*** Record extracts Section Begins ***

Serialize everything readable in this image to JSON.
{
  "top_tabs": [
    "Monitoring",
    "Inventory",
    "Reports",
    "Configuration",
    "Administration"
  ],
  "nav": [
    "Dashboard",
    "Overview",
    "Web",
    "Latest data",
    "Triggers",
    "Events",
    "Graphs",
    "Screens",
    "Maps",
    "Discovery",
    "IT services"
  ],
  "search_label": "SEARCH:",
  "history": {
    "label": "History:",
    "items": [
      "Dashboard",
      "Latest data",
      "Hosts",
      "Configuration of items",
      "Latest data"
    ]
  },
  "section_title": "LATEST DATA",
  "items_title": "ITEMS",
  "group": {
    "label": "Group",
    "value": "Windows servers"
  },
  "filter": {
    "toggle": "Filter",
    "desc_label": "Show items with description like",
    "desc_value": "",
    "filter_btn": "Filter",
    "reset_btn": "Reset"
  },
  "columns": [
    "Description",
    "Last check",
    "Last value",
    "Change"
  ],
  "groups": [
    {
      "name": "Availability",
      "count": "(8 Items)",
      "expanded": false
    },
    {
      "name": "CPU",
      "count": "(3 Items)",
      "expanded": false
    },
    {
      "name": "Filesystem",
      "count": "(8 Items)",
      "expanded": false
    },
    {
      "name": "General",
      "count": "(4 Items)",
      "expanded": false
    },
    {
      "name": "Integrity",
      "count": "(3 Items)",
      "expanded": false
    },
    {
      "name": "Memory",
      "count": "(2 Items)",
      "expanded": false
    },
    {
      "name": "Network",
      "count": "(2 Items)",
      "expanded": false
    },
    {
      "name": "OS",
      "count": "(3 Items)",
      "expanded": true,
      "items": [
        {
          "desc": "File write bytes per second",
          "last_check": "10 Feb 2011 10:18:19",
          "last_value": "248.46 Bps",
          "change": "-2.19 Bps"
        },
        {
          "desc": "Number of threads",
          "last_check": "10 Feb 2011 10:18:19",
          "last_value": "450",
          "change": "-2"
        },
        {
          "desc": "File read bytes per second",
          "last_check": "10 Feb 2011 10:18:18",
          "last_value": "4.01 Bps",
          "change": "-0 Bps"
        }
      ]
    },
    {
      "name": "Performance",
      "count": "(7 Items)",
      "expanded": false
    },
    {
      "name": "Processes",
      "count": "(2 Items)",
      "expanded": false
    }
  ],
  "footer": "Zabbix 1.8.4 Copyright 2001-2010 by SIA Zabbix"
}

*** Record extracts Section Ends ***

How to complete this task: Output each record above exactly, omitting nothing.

Written reply:
Serialize everything readable in this image to JSON.
{
  "top_tabs": [
    "Monitoring",
    "Inventory",
    "Reports",
    "Configuration",
    "Administration"
  ],
  "nav": [
    "Dashboard",
    "Overview",
    "Web",
    "Latest data",
    "Triggers",
    "Events",
    "Graphs",
    "Screens",
    "Maps",
    "Discovery",
    "IT services"
  ],
  "search_label": "SEARCH:",
  "history": {
    "label": "History:",
    "items": [
      "Dashboard",
      "Latest data",
      "Hosts",
      "Configuration of items",
      "Latest data"
    ]
  },
  "section_title": "LATEST DATA",
  "items_title": "ITEMS",
  "group": {
    "label": "Group",
    "value": "Windows servers"
  },
  "filter": {
    "toggle": "Filter",
    "desc_label": "Show items with description like",
    "desc_value": "",
    "filter_btn": "Filter",
    "reset_btn": "Reset"
  },
  "columns": [
    "Description",
    "Last check",
    "Last value",
    "Change"
  ],
  "groups": [
    {
      "name": "Availability",
      "count": "(8 Items)",
      "expanded": false
    },
    {
      "name": "CPU",
      "count": "(3 Items)",
      "expanded": false
    },
    {
      "name": "Filesystem",
      "count": "(8 Items)",
      "expanded": false
    },
    {
      "name": "General",
      "count": "(4 Items)",
      "expanded": false
    },
    {
      "name": "Integrity",
      "count": "(3 Items)",
      "expanded": false
    },
    {
      "name": "Memory",
      "count": "(2 Items)",
      "expanded": false
    },
    {
      "name": "Network",
      "count": "(2 Items)",
      "expanded": false
    },
    {
      "name": "OS",
      "count": "(3 Items)",
      "expanded": true,
      "items": [
        {
          "desc": "File write bytes per second",
          "last_check": "10 Feb 2011 10:18:19",
          "last_value": "248.46 Bps",
          "change": "-2.19 Bps"
        },
        {
          "desc": "Number of threads",
          "last_check": "10 Feb 2011 10:18:19",
          "last_value": "450",
          "change": "-2"
        },
        {
          "desc": "File read bytes per second",
          "last_check": "10 Feb 2011 10:18:18",
          "last_value": "4.01 Bps",
          "change": "-0 Bps"
        }
      ]
    },
    {
      "name": "Performance",
      "count": "(7 Items)",
      "expanded": false
    },
    {
      "name": "Processes",
      "count": "(2 Items)",
      "expanded": false
    }
  ],
  "footer": "Zabbix 1.8.4 Copyright 2001-2010 by SIA Zabbix"
}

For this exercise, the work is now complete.